Twelve years ago, Disney and Pixar’s Wall·E gave us a vision of a dystopian future where humans lived in a state of perpetual lethargy, sipping on Big Gulps and interacting solely with glowing screens, oblivious to the world around them. I think we’re already there, just missing the spaceship. Some would argue that we’ve been there for a while now. Unfortunately, for many of us, breaking out of that state seems to require something extreme. My fall-off-the-chair moment came five years ago in the form of panic attacks at work. The only difference between me and the people in Wall-E is that I always knew there was something else, something more, and I was never OK with ignoring it. In fact, I continually felt it calling to me, like the howl of a wolf beckoning me to join my pack.
Unfortunately, ignorance and blindness are exactly what the culture we have created for ourselves expects of us and it’s become so ingrained that it’s normal. We think that we have to do X in order to have Y, that we can’t have what we truly want, which is Z, and we are slowly destroying ourselves with this way of thinking and being. But what if we all got off those hover-chairs? Not just fell off accidentally or got pushed off, but actually chose to stand up and look around us, to see things for what they really are. Holy shit, we just might start a revolution!
But we’re conditioned not to, aren’t we? I grew up in a household where my dad spent most of the day doing a job he didn’t really enjoy just to make money to provide a house, food, clothes, etc., for us and my mom spent all day keeping the house clean, making sure bills got paid on time, cooking meals for us, and making sure we got to school, did our homework, etc., and while she loved us, she certainly didn’t love doing that. My parents were doing what they were “supposed” to do rather than all that they may have wanted to do. At heart, they were creators like me, Dad telling amazing stories and Mom nurturing beautiful things to grow, and I saw what they might have been had those sparks been kindled rather than nearly extinguished.

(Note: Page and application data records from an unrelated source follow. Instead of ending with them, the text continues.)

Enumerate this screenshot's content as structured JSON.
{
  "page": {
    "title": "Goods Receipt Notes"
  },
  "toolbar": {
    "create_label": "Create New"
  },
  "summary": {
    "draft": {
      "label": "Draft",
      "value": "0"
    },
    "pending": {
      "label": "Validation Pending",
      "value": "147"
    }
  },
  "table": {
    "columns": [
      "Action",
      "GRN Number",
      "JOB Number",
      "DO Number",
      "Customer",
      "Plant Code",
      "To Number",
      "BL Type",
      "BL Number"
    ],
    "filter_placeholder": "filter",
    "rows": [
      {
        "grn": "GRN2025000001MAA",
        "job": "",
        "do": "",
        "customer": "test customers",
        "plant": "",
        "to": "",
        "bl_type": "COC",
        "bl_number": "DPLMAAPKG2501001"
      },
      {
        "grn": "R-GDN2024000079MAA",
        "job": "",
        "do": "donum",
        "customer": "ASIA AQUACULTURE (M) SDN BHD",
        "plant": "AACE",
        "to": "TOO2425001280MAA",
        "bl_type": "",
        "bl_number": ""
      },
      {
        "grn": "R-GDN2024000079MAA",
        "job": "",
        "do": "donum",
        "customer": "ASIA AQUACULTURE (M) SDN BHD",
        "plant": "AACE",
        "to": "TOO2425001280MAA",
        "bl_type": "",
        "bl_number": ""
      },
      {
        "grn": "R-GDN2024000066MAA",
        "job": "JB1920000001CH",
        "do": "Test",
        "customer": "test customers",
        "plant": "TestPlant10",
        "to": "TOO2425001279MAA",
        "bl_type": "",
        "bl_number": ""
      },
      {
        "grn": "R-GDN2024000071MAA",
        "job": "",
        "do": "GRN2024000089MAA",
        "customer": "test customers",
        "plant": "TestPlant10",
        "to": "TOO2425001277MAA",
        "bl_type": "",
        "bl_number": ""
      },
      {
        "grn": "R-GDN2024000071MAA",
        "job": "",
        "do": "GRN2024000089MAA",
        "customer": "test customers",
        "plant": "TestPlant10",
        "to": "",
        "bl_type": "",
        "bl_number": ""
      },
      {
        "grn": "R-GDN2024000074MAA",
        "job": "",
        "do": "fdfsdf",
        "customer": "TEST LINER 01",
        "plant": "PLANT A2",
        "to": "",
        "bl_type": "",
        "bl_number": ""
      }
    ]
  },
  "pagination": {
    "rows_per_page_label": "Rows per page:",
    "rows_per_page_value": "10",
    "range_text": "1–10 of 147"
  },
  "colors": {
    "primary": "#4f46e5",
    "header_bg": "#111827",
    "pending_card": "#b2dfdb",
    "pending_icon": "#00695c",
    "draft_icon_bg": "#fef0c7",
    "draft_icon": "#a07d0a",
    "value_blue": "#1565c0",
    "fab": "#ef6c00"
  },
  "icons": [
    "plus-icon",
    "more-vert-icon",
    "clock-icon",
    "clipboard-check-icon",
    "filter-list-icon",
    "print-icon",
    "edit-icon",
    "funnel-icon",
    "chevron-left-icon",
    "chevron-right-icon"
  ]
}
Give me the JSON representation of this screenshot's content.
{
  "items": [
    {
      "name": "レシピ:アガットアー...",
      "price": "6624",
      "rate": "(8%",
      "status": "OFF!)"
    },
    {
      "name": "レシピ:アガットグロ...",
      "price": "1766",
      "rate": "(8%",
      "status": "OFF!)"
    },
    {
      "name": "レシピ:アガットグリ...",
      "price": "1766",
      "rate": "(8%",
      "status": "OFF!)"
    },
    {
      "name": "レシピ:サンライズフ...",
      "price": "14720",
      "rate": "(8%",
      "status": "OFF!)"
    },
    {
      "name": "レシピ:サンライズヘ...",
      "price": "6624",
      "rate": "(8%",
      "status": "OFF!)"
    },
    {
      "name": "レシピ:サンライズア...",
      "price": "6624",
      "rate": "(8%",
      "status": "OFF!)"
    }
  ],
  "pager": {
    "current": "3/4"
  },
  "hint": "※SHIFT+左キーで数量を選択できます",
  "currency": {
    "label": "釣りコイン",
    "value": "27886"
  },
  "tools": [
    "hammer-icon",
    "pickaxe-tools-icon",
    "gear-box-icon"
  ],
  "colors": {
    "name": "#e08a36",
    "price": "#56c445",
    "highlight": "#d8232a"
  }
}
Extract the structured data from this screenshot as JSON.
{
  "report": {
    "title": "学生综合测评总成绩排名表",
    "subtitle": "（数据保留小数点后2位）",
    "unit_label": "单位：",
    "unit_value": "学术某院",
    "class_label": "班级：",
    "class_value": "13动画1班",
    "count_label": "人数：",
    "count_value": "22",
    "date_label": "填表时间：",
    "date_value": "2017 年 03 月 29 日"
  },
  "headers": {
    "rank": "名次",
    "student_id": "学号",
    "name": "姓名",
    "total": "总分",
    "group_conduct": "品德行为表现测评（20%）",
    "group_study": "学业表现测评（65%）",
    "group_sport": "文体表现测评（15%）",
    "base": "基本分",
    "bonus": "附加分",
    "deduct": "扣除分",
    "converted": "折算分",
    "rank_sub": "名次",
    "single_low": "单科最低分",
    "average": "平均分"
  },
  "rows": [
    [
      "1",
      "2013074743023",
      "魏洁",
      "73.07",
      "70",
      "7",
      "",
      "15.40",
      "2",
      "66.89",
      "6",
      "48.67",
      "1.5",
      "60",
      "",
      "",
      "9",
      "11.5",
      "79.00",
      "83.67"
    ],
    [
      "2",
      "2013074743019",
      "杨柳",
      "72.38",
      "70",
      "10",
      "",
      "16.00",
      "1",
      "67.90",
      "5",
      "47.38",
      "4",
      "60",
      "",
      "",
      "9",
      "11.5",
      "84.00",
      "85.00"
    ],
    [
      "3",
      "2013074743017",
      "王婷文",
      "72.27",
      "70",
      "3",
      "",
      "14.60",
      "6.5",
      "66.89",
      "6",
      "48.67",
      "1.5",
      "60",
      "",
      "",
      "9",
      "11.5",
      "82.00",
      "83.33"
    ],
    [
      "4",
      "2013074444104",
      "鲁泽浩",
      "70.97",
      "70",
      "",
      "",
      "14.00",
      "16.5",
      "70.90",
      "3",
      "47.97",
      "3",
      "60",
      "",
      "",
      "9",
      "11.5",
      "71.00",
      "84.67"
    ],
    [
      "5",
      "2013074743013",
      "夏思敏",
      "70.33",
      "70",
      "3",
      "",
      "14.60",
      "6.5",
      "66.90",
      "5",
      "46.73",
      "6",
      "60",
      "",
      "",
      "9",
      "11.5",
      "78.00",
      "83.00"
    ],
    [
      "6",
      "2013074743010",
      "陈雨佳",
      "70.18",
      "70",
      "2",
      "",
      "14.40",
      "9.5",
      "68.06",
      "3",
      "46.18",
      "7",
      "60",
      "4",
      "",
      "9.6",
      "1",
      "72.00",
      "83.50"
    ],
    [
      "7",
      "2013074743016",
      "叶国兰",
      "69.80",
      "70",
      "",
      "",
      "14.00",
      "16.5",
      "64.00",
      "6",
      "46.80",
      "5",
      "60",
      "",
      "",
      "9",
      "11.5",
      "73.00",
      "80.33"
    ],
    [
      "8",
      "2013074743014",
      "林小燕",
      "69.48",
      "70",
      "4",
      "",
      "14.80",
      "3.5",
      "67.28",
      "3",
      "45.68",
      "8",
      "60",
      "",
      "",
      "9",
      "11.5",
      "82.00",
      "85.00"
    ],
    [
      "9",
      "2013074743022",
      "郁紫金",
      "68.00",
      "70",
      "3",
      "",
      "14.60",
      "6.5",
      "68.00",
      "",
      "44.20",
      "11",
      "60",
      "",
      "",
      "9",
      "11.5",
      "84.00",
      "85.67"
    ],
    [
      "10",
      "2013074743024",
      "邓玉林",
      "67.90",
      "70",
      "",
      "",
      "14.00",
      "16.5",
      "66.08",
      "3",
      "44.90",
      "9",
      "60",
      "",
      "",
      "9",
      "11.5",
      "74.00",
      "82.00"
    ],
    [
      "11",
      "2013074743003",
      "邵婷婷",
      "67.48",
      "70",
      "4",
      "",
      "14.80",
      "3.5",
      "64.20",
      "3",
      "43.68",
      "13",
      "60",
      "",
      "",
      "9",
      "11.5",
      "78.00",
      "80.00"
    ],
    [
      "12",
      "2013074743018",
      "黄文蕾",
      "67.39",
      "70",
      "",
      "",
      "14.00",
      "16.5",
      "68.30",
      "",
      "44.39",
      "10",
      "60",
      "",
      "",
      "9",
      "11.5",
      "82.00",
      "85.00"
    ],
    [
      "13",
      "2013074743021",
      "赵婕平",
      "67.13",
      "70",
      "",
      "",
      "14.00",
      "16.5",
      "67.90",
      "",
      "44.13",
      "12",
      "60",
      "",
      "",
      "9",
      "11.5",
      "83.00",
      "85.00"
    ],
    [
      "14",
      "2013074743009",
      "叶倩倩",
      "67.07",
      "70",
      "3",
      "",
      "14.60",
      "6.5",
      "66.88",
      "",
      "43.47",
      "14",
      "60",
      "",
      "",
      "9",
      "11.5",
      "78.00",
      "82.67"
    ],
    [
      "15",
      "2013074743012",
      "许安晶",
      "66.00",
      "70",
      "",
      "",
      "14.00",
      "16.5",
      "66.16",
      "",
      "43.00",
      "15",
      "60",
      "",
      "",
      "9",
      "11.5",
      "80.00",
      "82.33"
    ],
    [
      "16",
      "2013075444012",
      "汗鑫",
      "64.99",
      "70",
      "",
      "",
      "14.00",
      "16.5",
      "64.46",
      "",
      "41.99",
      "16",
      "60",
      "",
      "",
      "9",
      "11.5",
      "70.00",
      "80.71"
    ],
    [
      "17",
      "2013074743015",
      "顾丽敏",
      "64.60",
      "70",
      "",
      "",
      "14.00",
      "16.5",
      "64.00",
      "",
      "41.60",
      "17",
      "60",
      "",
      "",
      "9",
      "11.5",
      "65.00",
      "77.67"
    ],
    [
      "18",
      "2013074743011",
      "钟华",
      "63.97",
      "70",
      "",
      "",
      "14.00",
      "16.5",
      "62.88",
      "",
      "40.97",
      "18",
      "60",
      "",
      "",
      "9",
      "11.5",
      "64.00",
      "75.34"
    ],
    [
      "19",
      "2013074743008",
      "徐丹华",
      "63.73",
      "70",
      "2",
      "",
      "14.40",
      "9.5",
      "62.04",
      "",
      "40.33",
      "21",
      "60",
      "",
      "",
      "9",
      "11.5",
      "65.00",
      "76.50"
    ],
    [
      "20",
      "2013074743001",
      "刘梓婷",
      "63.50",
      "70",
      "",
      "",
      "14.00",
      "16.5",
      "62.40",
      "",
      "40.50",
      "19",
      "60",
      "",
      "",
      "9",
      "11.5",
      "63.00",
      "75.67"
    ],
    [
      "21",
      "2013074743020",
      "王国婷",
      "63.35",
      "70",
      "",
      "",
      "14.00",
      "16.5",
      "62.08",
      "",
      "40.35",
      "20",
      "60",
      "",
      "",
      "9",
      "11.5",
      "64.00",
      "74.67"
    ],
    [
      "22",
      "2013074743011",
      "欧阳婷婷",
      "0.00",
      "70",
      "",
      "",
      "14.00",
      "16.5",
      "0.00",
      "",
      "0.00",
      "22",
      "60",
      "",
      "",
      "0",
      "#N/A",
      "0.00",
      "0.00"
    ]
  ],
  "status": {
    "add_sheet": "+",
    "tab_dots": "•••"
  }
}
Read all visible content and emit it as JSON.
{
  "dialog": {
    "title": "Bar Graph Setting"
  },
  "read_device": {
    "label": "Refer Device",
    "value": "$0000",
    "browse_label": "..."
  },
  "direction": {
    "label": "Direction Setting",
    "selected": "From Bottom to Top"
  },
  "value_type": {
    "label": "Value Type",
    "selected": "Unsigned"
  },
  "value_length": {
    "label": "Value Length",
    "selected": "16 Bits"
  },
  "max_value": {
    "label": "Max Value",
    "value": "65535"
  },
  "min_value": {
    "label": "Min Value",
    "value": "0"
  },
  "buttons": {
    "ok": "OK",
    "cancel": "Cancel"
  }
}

It’s tough as hell to change it, change yourself, I know, and incredibly scary. I’ve had several starts and stops along the way, little deaths, if you will. The biggest obstacles were my inability to believe in myself and being thrust into the middle of a game that I never really wanted to play in the first place. Well, the blinders are off now and I’m done with the game. When I started having chest pains at work at the age of 37, it was an extreme wake-up call and I knew I had to stop what I was doing to myself and make some major changes. I might’ve been forced off of my chair, but I’m choosing not to get back on it. That is the scariest part of all.
I could just tell you what I’ve done over the past few years to right myself, but you don’t just do that nor do you just happen to become a stressed-out emotional wreck one day. It happens over years, like the melting of a glacier, and you can’t see the full impact until you look at all the markers along the way. And unless you see the extent of the damage, you can’t fully appreciate how much work must be done to fix it. I think I need to tell this story not just for myself so that I can fully heal, but perhaps also for others who are too afraid and ashamed to tell theirs because we are none of us ever alone, however much or often we might feel like we are. Maybe we can heal together. Stand up together. Run together.